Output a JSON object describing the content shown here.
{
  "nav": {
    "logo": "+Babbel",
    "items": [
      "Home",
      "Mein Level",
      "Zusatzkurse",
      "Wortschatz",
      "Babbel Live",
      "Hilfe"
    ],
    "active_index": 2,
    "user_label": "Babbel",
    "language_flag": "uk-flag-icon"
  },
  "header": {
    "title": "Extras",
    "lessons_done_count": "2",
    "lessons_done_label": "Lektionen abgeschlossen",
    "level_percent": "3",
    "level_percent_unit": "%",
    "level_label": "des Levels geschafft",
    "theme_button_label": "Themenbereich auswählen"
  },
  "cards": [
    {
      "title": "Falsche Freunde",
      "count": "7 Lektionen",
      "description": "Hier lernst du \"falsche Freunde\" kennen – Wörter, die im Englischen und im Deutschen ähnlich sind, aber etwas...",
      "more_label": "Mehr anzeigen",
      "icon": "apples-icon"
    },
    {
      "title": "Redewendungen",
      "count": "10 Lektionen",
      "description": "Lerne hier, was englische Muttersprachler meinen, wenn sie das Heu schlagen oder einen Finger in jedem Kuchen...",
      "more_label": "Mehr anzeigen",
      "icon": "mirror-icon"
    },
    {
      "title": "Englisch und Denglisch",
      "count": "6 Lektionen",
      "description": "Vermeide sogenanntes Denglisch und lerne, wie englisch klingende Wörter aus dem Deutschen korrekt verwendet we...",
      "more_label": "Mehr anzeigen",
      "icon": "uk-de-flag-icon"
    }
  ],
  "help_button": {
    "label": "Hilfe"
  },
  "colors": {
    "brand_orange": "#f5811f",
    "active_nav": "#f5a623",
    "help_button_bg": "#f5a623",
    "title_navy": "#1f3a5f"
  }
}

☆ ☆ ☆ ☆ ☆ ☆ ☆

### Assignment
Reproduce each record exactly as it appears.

### Task output
Output a JSON object describing the content shown here.
{
  "nav": {
    "logo": "+Babbel",
    "items": [
      "Home",
      "Mein Level",
      "Zusatzkurse",
      "Wortschatz",
      "Babbel Live",
      "Hilfe"
    ],
    "active_index": 2,
    "user_label": "Babbel",
    "language_flag": "uk-flag-icon"
  },
  "header": {
    "title": "Extras",
    "lessons_done_count": "2",
    "lessons_done_label": "Lektionen abgeschlossen",
    "level_percent": "3",
    "level_percent_unit": "%",
    "level_label": "des Levels geschafft",
    "theme_button_label": "Themenbereich auswählen"
  },
  "cards": [
    {
      "title": "Falsche Freunde",
      "count": "7 Lektionen",
      "description": "Hier lernst du \"falsche Freunde\" kennen – Wörter, die im Englischen und im Deutschen ähnlich sind, aber etwas...",
      "more_label": "Mehr anzeigen",
      "icon": "apples-icon"
    },
    {
      "title": "Redewendungen",
      "count": "10 Lektionen",
      "description": "Lerne hier, was englische Muttersprachler meinen, wenn sie das Heu schlagen oder einen Finger in jedem Kuchen...",
      "more_label": "Mehr anzeigen",
      "icon": "mirror-icon"
    },
    {
      "title": "Englisch und Denglisch",
      "count": "6 Lektionen",
      "description": "Vermeide sogenanntes Denglisch und lerne, wie englisch klingende Wörter aus dem Deutschen korrekt verwendet we...",
      "more_label": "Mehr anzeigen",
      "icon": "uk-de-flag-icon"
    }
  ],
  "help_button": {
    "label": "Hilfe"
  },
  "colors": {
    "brand_orange": "#f5811f",
    "active_nav": "#f5a623",
    "help_button_bg": "#f5a623",
    "title_navy": "#1f3a5f"
  }
}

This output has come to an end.